Replace a hyphen with an en dash
Find: [space]-[space] (hyphen with a space before and after it)
Change to: [space]–[space] (the keyboard code for creating an en dash is to hold down the Alt key and then type on your numeric keypad 0150)
Replace two hyphens with an em dash
Find: — (two hyphens)
Change to: — (em dash: Alt-0151)
Replace two consecutive tabs with one tab
Find: ^t^t (two tabs in a row — the carat symbol that you will need for this and many other commands is Shift-6)
Change to: ^t (one tab)
Delete an extraneous tab before a paragraph return
Find: ^t^p (tab before a paragraph return – why do you care? Because a tab before a paragraph return can add an unwanted blank line between your paragraphs)
Change to: ^p (paragraph return)
Use an indented paragraph style instead of a tab stop at the start of a new paragraph
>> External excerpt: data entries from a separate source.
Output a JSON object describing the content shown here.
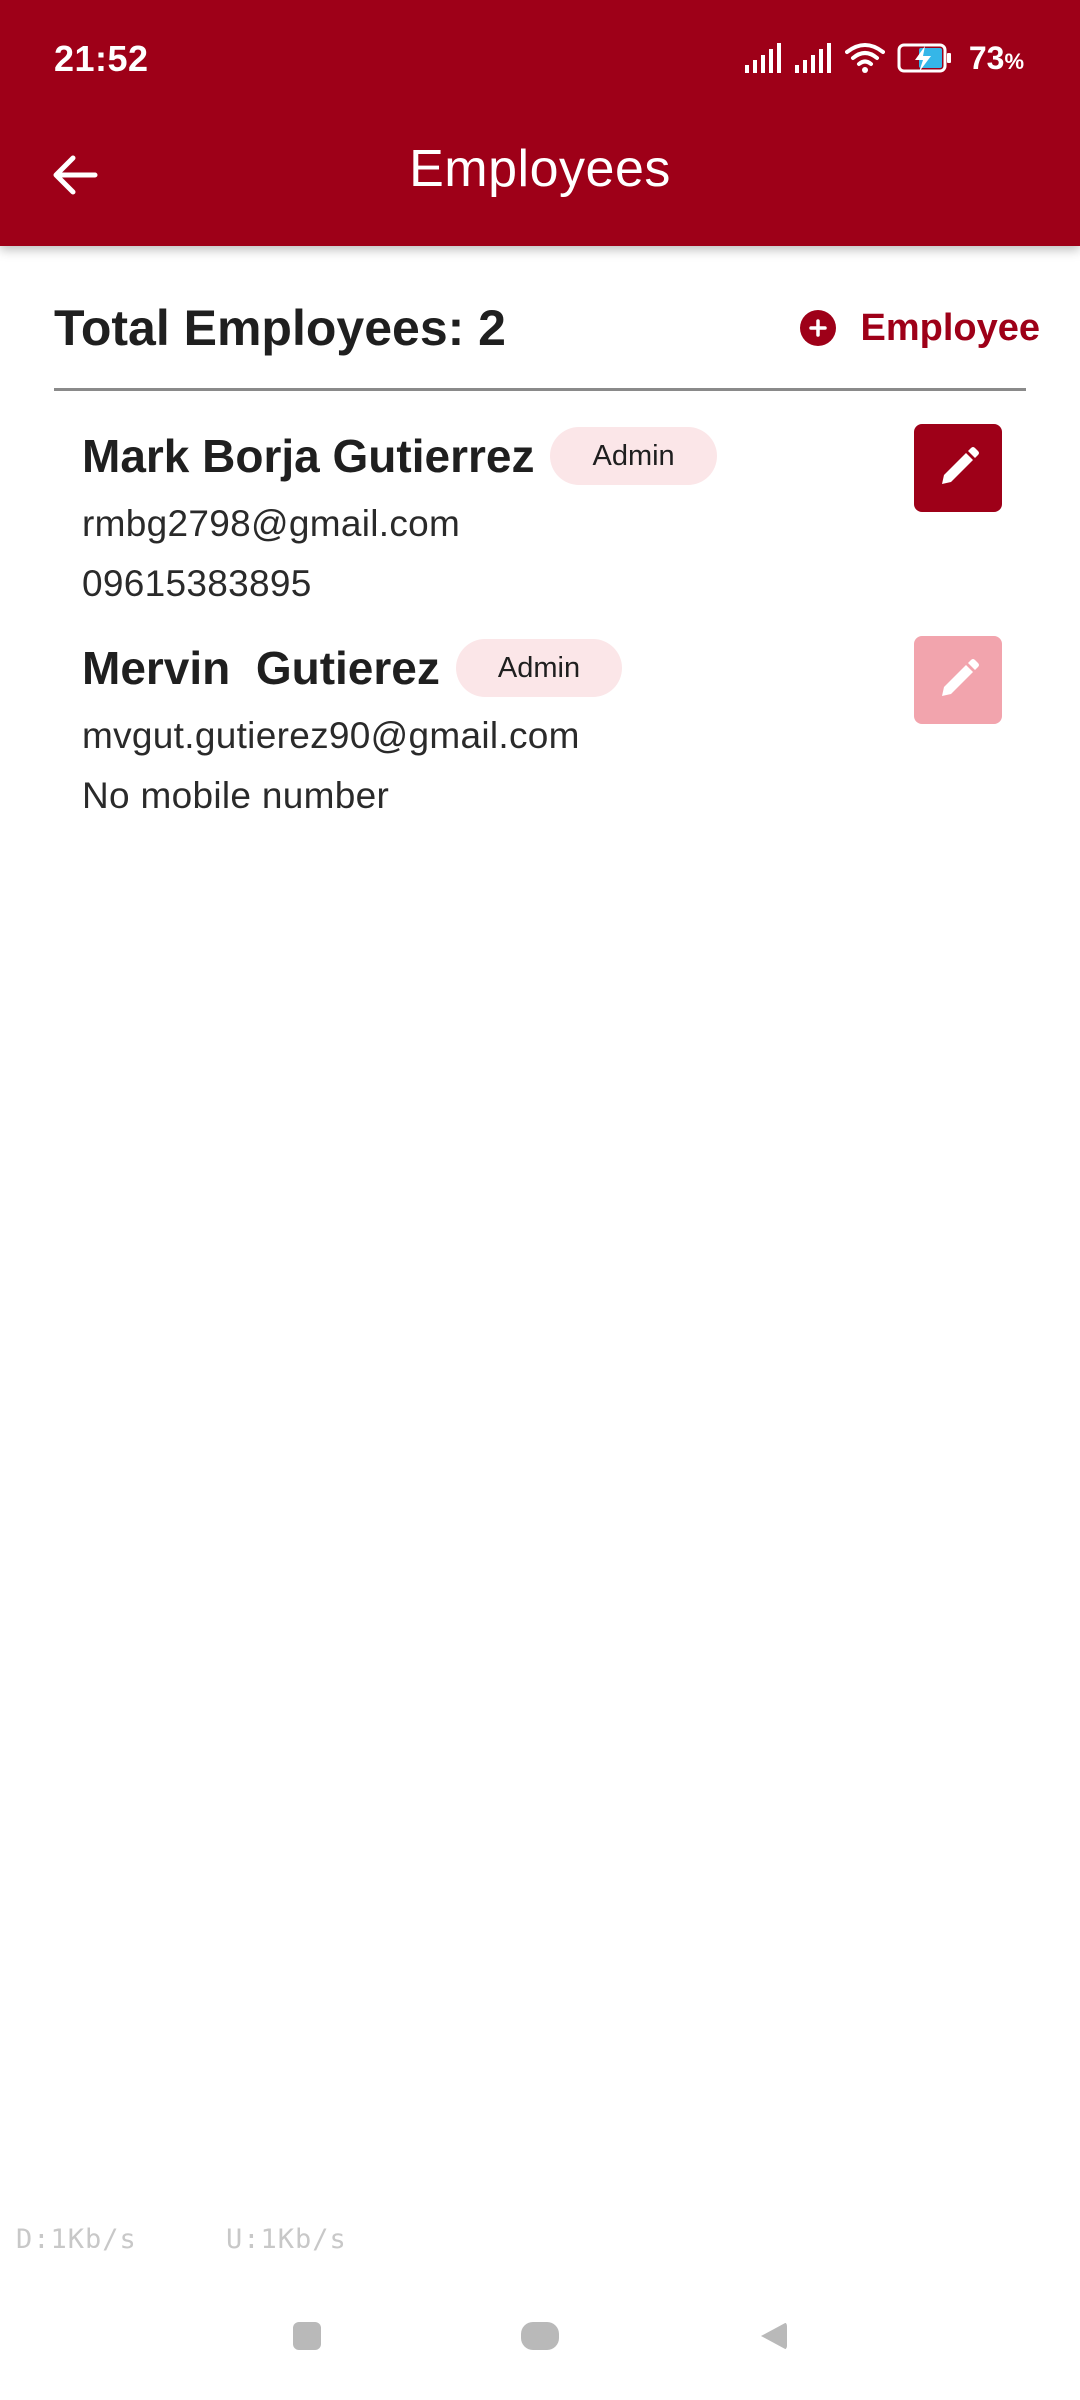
{
  "status_bar": {
    "time": "21:52",
    "battery_percent": "73",
    "battery_unit": "%",
    "icons": [
      "signal-icon",
      "signal-icon",
      "wifi-icon",
      "battery-charging-icon"
    ]
  },
  "app_bar": {
    "title": "Employees",
    "back_icon": "arrow-left-icon"
  },
  "summary": {
    "total_label": "Total Employees: 2",
    "add_label": "Employee",
    "add_icon": "plus-circle-icon"
  },
  "employees": [
    {
      "name": "Mark Borja Gutierrez",
      "role": "Admin",
      "email": "rmbg2798@gmail.com",
      "phone": "09615383895",
      "edit_enabled": true
    },
    {
      "name": "Mervin  Gutierez",
      "role": "Admin",
      "email": "mvgut.gutierez90@gmail.com",
      "phone": "No mobile number",
      "edit_enabled": false
    }
  ],
  "net_speed": {
    "download": "D:1Kb/s",
    "upload": "U:1Kb/s"
  },
  "colors": {
    "primary": "#9e0018",
    "badge_bg": "#fbe6e8",
    "edit_disabled": "#f2a4ad"
  }
}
Find: ^p^t (tab at the beginning of a paragraph – use paragraph indent instead of a tab to indent the first line of a paragraph)
Change to: ^p (paragraph return)
Use a properly defined paragraph style with space above or below instead of two carriage returns to separate paragraphs
Find: ^p^p (double paragraph return)
Change to: ^p (single paragraph return – use space above instead of double paragraph returns)
Delete unwanted line breaks
Find: ^n (line break)
Change to: (space)
They taught you to use two spaces after a period in typing class, but it’s never used in professional typesetting. Delete the extraneous space.
Find: [space][space] (two spaces)
Change to: [space] (a single space – two spaces are never used in professional typesetting)
Use an ellipsis character (yes, it really is just one special character) instead of three periods
Find: … (three periods)
Change to: … (ellipsis, Alt-0133)
There are specific things to keep in mind when reading a proof that will help reduce pre-press expenses. Following are some of the key things to consider and look for when proofreading a draft. We’ve formatted this into a checklist that can be printed and used as a checklist.
- Take your time — you may or may not be on schedule with the job, but don’t let a deadline make you careless. 99% of the time the better choice is to miss a deadline and have a more accurate document.
- Decide in advance that a good proofreading of the document will take more than one review through it. As a minimum you’ll want two passes through the document – one to check content and one to check layout. If the document is complex in layout or content, three or four reviews may be appropriate.
- Make a list — better yet, make two lists – one for content and one for layout. Depending on how long each list is, you may decide that more than two reviews are needed. You can only check so many items on a page at one time before you begin to miss things.
- Check the writing for consistency in style and verb tense.
- Check technical data for correctness (was the source document correct?) and accuracy (does the desktop published data match the source document?).
- Check for commonly misspelled words, especially those that might be common to your industry, those that may be one word or two words, and hyphenated words. (At the very least be consistent in your usage of the words.) We’ve often seen these words used incorrectly: multipurpose, flowchart, adapter
- Check the content of figures – they are often overlooked.
- Check figure and table numbers if used. Check both the actual numbers for numerical sequence, and check their references within the document.
- Check for correct copyright and trademark usage
- Check text styles — are all styles for headlines, subheads, body copy, etc. consistently applied?
- Check for layout issues in the text — watch for things like:
- Misaligned tabbed information
- Extra spaces between words or sentences – there should only be one space after a period that marks the end of a sentence and typically there are no spaces when periods are used in acronyms (although typically periods are not used in acronyms)
- Use of quote marks (“ ”) instead of inch marks (“) – 1/2” is just wrong; it should be 1/2”
- Inappropriate line breaks
- Bad column or page breaks
- Check that right and left pages are correctly appearing as right and left pages if appropriate.
- Check line weights and styles for consistent usage.
- Check the use of colors if appropriate.